pixels x 8 pixels and there are 32×32 = 1024 units on the display (since 256/8 = 32). Each unit is a 4-byte value which is the colour code of the unit. For example, 0x000000 is black and 0xff0000is red. To paint a specific unit on the display with a specific colour, you just need to store the right colour code at the right memory address (perhaps using the sw instruction). Tip: Do NOT use the base location of “.data” (static data) as the “base address for display” since it may cause the display data to overlap with the static data that you define in your program and cause interesting bugs.
Tip: Google “colour picker”, and you’ll find a tool to help you pick any colours you like for your game. Pick a few key colors (sky, bird, pipe) and consider storing them in specific registers so that it’s easy to put the colors into memory.
To help you get started, below is a short demo that paints a few units at different locations with different colours.
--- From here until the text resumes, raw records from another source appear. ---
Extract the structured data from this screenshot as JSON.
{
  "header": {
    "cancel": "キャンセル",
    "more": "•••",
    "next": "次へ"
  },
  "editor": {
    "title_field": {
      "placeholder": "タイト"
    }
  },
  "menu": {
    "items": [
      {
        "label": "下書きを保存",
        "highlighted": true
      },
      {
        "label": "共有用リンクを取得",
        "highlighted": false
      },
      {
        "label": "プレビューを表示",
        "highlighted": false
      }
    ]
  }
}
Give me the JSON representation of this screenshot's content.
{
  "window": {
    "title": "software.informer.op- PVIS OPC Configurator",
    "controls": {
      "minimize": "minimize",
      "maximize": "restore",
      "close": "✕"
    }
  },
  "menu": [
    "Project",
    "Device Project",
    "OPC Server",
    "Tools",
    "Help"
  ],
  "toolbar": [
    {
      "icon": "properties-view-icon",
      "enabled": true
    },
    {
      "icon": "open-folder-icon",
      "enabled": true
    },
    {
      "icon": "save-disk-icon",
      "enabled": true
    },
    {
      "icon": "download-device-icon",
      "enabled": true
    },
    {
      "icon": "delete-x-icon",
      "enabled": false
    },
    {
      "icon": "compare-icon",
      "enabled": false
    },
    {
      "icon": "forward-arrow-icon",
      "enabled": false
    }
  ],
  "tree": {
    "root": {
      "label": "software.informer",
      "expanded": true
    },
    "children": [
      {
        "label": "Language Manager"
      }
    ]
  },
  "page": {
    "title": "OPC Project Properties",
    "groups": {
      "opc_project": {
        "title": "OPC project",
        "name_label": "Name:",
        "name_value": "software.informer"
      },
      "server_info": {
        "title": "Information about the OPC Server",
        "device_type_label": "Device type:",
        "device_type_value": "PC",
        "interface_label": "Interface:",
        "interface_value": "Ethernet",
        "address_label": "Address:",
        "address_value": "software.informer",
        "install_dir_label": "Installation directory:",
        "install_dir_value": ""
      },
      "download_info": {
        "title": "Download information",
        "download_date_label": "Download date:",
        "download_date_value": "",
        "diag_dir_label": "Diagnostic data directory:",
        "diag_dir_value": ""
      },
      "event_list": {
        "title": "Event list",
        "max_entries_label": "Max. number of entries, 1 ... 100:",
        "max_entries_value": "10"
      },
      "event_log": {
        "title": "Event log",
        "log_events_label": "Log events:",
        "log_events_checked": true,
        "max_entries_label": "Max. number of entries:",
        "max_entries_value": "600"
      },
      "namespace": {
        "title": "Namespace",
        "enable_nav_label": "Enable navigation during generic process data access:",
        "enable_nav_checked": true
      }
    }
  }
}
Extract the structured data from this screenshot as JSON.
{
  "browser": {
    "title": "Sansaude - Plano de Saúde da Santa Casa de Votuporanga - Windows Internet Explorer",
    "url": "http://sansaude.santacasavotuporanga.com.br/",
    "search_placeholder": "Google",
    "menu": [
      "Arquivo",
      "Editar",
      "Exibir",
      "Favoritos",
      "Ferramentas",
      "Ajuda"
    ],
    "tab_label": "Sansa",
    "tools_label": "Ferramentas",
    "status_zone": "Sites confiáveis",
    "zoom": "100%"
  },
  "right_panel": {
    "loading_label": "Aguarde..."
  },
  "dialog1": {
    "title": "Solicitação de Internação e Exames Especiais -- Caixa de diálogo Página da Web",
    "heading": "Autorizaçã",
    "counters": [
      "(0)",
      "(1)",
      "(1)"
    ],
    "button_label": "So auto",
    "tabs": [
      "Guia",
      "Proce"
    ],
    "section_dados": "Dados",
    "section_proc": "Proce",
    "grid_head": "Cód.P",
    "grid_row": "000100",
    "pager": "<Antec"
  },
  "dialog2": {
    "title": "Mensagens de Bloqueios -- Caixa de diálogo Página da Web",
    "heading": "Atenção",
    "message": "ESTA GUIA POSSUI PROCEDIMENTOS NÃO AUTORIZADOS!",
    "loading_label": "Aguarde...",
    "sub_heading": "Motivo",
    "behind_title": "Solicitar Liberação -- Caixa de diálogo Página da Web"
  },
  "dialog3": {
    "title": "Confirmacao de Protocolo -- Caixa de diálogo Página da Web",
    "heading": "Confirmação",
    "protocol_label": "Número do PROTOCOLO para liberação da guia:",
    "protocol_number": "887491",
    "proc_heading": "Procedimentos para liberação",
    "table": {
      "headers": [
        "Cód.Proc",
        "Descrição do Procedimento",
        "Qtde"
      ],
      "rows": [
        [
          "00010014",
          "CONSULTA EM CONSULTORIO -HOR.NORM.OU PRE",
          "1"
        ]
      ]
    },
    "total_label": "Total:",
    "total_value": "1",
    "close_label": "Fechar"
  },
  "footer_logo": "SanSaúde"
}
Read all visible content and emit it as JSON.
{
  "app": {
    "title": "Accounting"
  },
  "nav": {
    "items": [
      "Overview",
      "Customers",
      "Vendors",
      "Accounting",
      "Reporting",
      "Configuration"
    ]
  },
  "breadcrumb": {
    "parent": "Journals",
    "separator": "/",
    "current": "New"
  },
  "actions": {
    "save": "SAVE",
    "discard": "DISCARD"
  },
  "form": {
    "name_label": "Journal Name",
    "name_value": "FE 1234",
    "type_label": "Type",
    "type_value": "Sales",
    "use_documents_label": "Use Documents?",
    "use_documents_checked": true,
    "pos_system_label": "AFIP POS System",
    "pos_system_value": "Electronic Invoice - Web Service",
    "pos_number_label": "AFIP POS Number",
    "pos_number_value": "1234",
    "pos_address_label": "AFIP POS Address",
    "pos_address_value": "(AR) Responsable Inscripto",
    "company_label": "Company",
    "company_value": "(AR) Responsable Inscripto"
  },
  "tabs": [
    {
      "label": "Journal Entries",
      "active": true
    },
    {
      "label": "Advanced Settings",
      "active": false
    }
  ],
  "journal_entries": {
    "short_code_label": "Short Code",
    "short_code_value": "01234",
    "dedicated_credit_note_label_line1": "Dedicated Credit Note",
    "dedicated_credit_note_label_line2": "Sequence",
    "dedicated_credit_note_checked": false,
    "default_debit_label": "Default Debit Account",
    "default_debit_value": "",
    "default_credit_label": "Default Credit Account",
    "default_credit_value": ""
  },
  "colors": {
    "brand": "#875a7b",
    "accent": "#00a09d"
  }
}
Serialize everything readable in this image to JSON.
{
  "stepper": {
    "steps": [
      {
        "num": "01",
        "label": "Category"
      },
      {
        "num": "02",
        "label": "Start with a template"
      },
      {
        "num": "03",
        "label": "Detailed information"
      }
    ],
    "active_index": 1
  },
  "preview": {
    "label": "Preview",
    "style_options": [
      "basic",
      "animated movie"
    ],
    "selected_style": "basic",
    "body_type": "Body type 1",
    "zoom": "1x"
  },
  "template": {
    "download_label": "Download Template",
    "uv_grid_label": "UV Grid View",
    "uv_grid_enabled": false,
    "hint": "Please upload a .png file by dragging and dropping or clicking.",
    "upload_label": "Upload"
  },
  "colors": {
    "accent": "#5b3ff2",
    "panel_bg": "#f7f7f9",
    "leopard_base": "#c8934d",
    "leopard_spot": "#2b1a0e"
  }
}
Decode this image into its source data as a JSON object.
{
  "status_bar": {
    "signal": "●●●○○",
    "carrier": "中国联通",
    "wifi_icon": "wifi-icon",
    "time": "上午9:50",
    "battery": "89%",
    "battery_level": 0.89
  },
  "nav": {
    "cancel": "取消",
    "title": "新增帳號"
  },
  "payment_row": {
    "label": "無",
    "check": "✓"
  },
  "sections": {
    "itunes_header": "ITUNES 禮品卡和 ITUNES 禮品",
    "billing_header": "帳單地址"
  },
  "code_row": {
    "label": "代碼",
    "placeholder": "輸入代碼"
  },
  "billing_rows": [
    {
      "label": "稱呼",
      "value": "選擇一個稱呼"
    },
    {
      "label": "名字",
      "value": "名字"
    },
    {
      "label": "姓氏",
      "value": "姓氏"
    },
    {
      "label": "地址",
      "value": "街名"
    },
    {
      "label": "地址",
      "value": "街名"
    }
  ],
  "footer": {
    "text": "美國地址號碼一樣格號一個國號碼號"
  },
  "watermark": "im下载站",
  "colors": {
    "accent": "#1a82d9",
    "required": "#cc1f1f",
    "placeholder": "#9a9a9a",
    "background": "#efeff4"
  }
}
Try to understand this demo first and make it work in MARS.
# Demo for painting # # Bitmap Display Configuration: # - Unit width in pixels: 8 # - Unit height in pixels: 8 # - Display width in pixels: 256 # - Display height in pixels: 256 # - Base Address for Display: 0x10008000 ($gp) # .data
displayAddress: .word 0x10008000 .text
lw $t0, displayAddress # $t0 stores the base address for display
li $t1, 0xff0000 li $t2, 0x00ff00 li $t3, 0x0000ff
# $t1 stores the red colour code # $t2 stores the green colour code # $t3 stores the blue colour code
# paint the first (top-left) unit red. # paint the second unit on the first row green. Why $t0+4?
sw $t1, 0($t0) sw $t2, 4($t0) sw $t3, 128($t0) # paint the first unit on the second row blue. Why +128?
Exit: li $v0, 10 # terminate the program gracefully syscall
The most common way to create animation is to periodically repaint the whole screen. When an object is painted at a new location, it gives the illusion that the object moved. To control the rate of repaints, i.e., the number of frames per second (FPS), you want the program to sleep for a certain amount of time after each repaint. See the “System Calls” section below to see how to do that. Tip: choose your display size and frame rate pragmatically. The simulated MIPS processor isn’t super fast. If you have too many pixels on the display and too high a frame rate, the processor will have trouble keeping up with the computation. That’s why in the demo video the game screen is fairly small. If you want to have a large display and fancy graphics in your game, you might consider
optimizing your way of repainting the screen so that it does incremental updates instead of redrawing the whole screen; however, that will be quite a challenge.
Receive Keyboard Inputs
To connect the keyboard in MARS, click on “Tools” in the menu bar and select “Keyboard and Display MMIO Simulator”. Then, click on the “Connect to MIPS” button on the bottom-left to plug in the simulated keyboard.
With memory-mapped I/O (MMIO), the data of the keyboard events are stored at a specific memory location. There are two values that we need to check. The first value is a 4-byte value that indicates whether there is a keystroke event — it is 0 if and only if there is no keystroke event happening. The second value is a 4-byte value that stores the ASCII code of the key that has been pressed
(given that there is a keystroke event). With the default keyboard configuration, the first value is stored at the memory address 0xffff0000 and the second value is stored at 0xffff0004. Look up the ASCII code of the lowercase letter “f” to see what value you should look for.